* [Provided material]:
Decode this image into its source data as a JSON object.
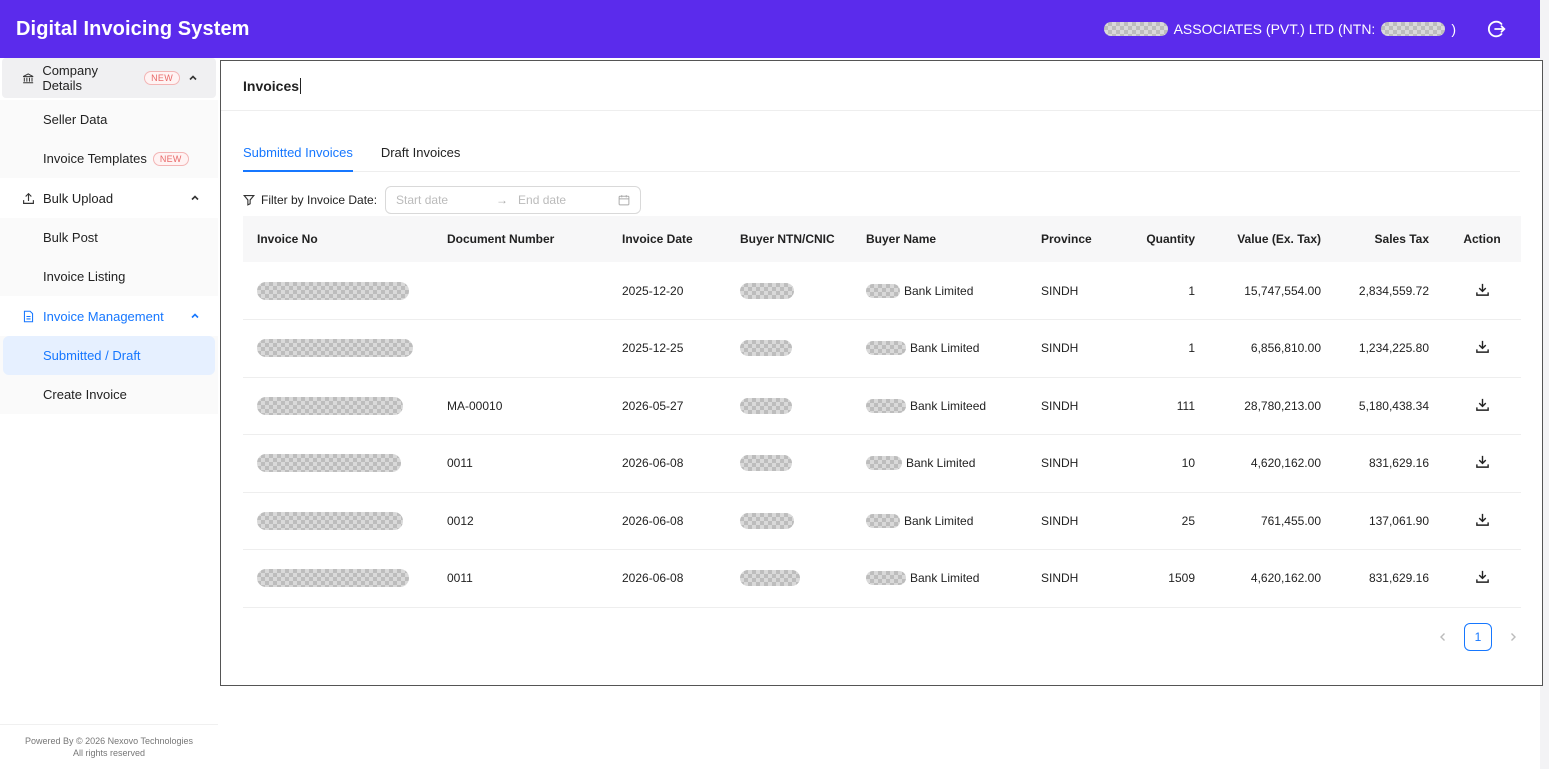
{
  "header": {
    "app_title": "Digital Invoicing System",
    "company_name": "ASSOCIATES (PVT.) LTD (NTN:",
    "company_suffix": ")"
  },
  "sidebar": {
    "groups": [
      {
        "label": "Company Details",
        "badge": "NEW",
        "icon": "bank-icon",
        "items": [
          {
            "label": "Seller Data"
          },
          {
            "label": "Invoice Templates",
            "badge": "NEW"
          }
        ]
      },
      {
        "label": "Bulk Upload",
        "icon": "upload-icon",
        "items": [
          {
            "label": "Bulk Post"
          },
          {
            "label": "Invoice Listing"
          }
        ]
      },
      {
        "label": "Invoice Management",
        "icon": "file-icon",
        "items": [
          {
            "label": "Submitted / Draft"
          },
          {
            "label": "Create Invoice"
          }
        ]
      }
    ],
    "footer_line1": "Powered By © 2026 Nexovo Technologies",
    "footer_line2": "All rights reserved"
  },
  "main": {
    "title": "Invoices",
    "tabs": [
      {
        "label": "Submitted Invoices"
      },
      {
        "label": "Draft Invoices"
      }
    ],
    "filter": {
      "label": "Filter by Invoice Date:",
      "start_placeholder": "Start date",
      "end_placeholder": "End date"
    },
    "table": {
      "columns": [
        "Invoice No",
        "Document Number",
        "Invoice Date",
        "Buyer NTN/CNIC",
        "Buyer Name",
        "Province",
        "Quantity",
        "Value (Ex. Tax)",
        "Sales Tax",
        "Action"
      ],
      "rows": [
        {
          "doc": "",
          "date": "2025-12-20",
          "buyer": "Bank Limited",
          "province": "SINDH",
          "qty": "1",
          "value": "15,747,554.00",
          "tax": "2,834,559.72"
        },
        {
          "doc": "",
          "date": "2025-12-25",
          "buyer": "Bank Limited",
          "province": "SINDH",
          "qty": "1",
          "value": "6,856,810.00",
          "tax": "1,234,225.80"
        },
        {
          "doc": "MA-00010",
          "date": "2026-05-27",
          "buyer": "Bank Limiteed",
          "province": "SINDH",
          "qty": "111",
          "value": "28,780,213.00",
          "tax": "5,180,438.34"
        },
        {
          "doc": "0011",
          "date": "2026-06-08",
          "buyer": "Bank Limited",
          "province": "SINDH",
          "qty": "10",
          "value": "4,620,162.00",
          "tax": "831,629.16"
        },
        {
          "doc": "0012",
          "date": "2026-06-08",
          "buyer": "Bank Limited",
          "province": "SINDH",
          "qty": "25",
          "value": "761,455.00",
          "tax": "137,061.90"
        },
        {
          "doc": "0011",
          "date": "2026-06-08",
          "buyer": "Bank Limited",
          "province": "SINDH",
          "qty": "1509",
          "value": "4,620,162.00",
          "tax": "831,629.16"
        }
      ]
    },
    "pagination": {
      "current": "1"
    }
  },
  "colors": {
    "brand": "#5b2bec",
    "accent": "#1677ff",
    "badge": "#e86a6a"
  }
}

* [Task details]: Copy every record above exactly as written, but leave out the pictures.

* [Solution to the exercise]:
Decode this image into its source data as a JSON object.
{
  "header": {
    "app_title": "Digital Invoicing System",
    "company_name": "ASSOCIATES (PVT.) LTD (NTN:",
    "company_suffix": ")"
  },
  "sidebar": {
    "groups": [
      {
        "label": "Company Details",
        "badge": "NEW",
        "icon": "bank-icon",
        "items": [
          {
            "label": "Seller Data"
          },
          {
            "label": "Invoice Templates",
            "badge": "NEW"
          }
        ]
      },
      {
        "label": "Bulk Upload",
        "icon": "upload-icon",
        "items": [
          {
            "label": "Bulk Post"
          },
          {
            "label": "Invoice Listing"
          }
        ]
      },
      {
        "label": "Invoice Management",
        "icon": "file-icon",
        "items": [
          {
            "label": "Submitted / Draft"
          },
          {
            "label": "Create Invoice"
          }
        ]
      }
    ],
    "footer_line1": "Powered By © 2026 Nexovo Technologies",
    "footer_line2": "All rights reserved"
  },
  "main": {
    "title": "Invoices",
    "tabs": [
      {
        "label": "Submitted Invoices"
      },
      {
        "label": "Draft Invoices"
      }
    ],
    "filter": {
      "label": "Filter by Invoice Date:",
      "start_placeholder": "Start date",
      "end_placeholder": "End date"
    },
    "table": {
      "columns": [
        "Invoice No",
        "Document Number",
        "Invoice Date",
        "Buyer NTN/CNIC",
        "Buyer Name",
        "Province",
        "Quantity",
        "Value (Ex. Tax)",
        "Sales Tax",
        "Action"
      ],
      "rows": [
        {
          "doc": "",
          "date": "2025-12-20",
          "buyer": "Bank Limited",
          "province": "SINDH",
          "qty": "1",
          "value": "15,747,554.00",
          "tax": "2,834,559.72"
        },
        {
          "doc": "",
          "date": "2025-12-25",
          "buyer": "Bank Limited",
          "province": "SINDH",
          "qty": "1",
          "value": "6,856,810.00",
          "tax": "1,234,225.80"
        },
        {
          "doc": "MA-00010",
          "date": "2026-05-27",
          "buyer": "Bank Limiteed",
          "province": "SINDH",
          "qty": "111",
          "value": "28,780,213.00",
          "tax": "5,180,438.34"
        },
        {
          "doc": "0011",
          "date": "2026-06-08",
          "buyer": "Bank Limited",
          "province": "SINDH",
          "qty": "10",
          "value": "4,620,162.00",
          "tax": "831,629.16"
        },
        {
          "doc": "0012",
          "date": "2026-06-08",
          "buyer": "Bank Limited",
          "province": "SINDH",
          "qty": "25",
          "value": "761,455.00",
          "tax": "137,061.90"
        },
        {
          "doc": "0011",
          "date": "2026-06-08",
          "buyer": "Bank Limited",
          "province": "SINDH",
          "qty": "1509",
          "value": "4,620,162.00",
          "tax": "831,629.16"
        }
      ]
    },
    "pagination": {
      "current": "1"
    }
  },
  "colors": {
    "brand": "#5b2bec",
    "accent": "#1677ff",
    "badge": "#e86a6a"
  }
}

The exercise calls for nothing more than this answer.